Ameripest in Palm Bay, Fla., takes pride in stepping up to help out community members that are struggling with pest control issues. It’s part of their mission as a Christian-based organization, says owner Roger Burgess. So, when his friend, a pastor at a church, called about a congregation member, Burgess was on the scene.

The lady reported rats in her house, so Burgess planned on stopping in to do some trapping. “I met the lady and she was sitting at her kitchen table,” Burgess describes. “I looked up at the top of the cupboards and there was a rat sitting there looking at me. And there were roaches running around everywhere. It was one of those things where they run up your legs. There were hundreds on the floor and on the walls.”

Burgess called the office and brought in a couple of technicians to help. The catch was, the elderly woman refused to leave the house. She had grown up there and lived there alone. “She never lived anywhere else her entire life,” Burgess relates.

Burgess called in some other friends to help and they began trapping rats and killing roaches. “We also had to fix some damage that was done, and it took us several months,” he says.

The 82-year old woman was blind.

She had no idea her home was infested. She heard the rats but did not see the population of cockroaches that had taken up residence in her childhood home.

“She could hear but she could not see a thing,” Burgess says.

“The last couple years of her life, we made it a lot easier for her because she didn’t have rats and roaches,” Burgess says. “We try to help out in situations like this — and do we get paid? Not all the time. But people need help and you can’t leave them in situations like this.”

Hoarding Roaches

Nate Nunnally fielded a call from the manager of a 60-unit apartment complex in Missoula, Mont., where 30 of the units had an eight-year history of severe cockroach infestation. “We, being a smaller company, didn’t do a lot of cockroach work and were a little concerned about being called into the job,” says Nunnally, owner, Custom West Pest Control.

Cockroaches are about 1 percent of the company’s business, though a growing sector, he says.

Nunnally called his supplier, who recommended products and a procedure.

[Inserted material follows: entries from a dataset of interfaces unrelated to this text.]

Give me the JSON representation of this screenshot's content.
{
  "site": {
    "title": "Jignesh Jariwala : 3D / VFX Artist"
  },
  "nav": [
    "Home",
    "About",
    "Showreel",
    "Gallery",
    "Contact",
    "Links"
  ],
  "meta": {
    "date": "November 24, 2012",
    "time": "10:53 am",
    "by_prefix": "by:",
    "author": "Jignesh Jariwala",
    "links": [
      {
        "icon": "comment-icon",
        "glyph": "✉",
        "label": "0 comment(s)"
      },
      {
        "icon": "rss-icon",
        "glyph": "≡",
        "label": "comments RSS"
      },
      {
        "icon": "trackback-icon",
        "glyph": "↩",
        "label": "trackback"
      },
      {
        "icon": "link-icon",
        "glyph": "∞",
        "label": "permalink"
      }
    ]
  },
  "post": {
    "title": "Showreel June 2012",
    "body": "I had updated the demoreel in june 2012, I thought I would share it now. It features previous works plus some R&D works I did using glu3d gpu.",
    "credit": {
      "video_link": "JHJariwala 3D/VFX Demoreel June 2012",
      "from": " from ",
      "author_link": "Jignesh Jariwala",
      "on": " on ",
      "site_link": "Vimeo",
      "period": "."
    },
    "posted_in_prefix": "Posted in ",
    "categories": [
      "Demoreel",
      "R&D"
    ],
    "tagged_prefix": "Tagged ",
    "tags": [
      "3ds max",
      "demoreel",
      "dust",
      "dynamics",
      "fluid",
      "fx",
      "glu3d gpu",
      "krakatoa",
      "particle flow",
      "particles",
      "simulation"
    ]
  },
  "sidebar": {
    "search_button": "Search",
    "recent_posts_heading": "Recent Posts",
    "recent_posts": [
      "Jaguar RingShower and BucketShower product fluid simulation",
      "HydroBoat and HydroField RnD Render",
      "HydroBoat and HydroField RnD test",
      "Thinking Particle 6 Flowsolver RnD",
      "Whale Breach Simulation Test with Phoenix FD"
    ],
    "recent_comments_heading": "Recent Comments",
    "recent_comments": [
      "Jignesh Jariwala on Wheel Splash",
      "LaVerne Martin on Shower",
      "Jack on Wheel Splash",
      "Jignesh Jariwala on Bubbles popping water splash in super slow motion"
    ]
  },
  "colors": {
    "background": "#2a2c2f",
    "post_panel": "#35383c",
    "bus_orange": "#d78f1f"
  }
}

The first order of business was a thorough inspection. “We literally spent three hours inspecting every apartment — some one-bedroom, some two-bedrooms — and talking to the tenants, if we could,” he says.

The complex had four other pest control companies that failed at achieving control before they called Custom West.

Technicians vacuumed and monitored the apartments. The problem was, one apartment was the home of a severe hoarder who had lived there for some time. Pyrethrin treatments were used in his unit, which ultimately pushed the cockroaches away because they were being repelled by the product. They moved into other units and infested an entire wing of the complex. The pests traveled through ceilings, hallways and plumbing chases.

Nunnally turned to a non-repellent insecticide and bait combination. He switched the bait gel during the treatment process to avoid cockroach aversion.

After five quarters of service — one year and two months — Custom West gained control. “The problem with the prior companies is they weren’t thinking outside of the box,” Nunnally says of the multi-layered process his company used to treat the problem.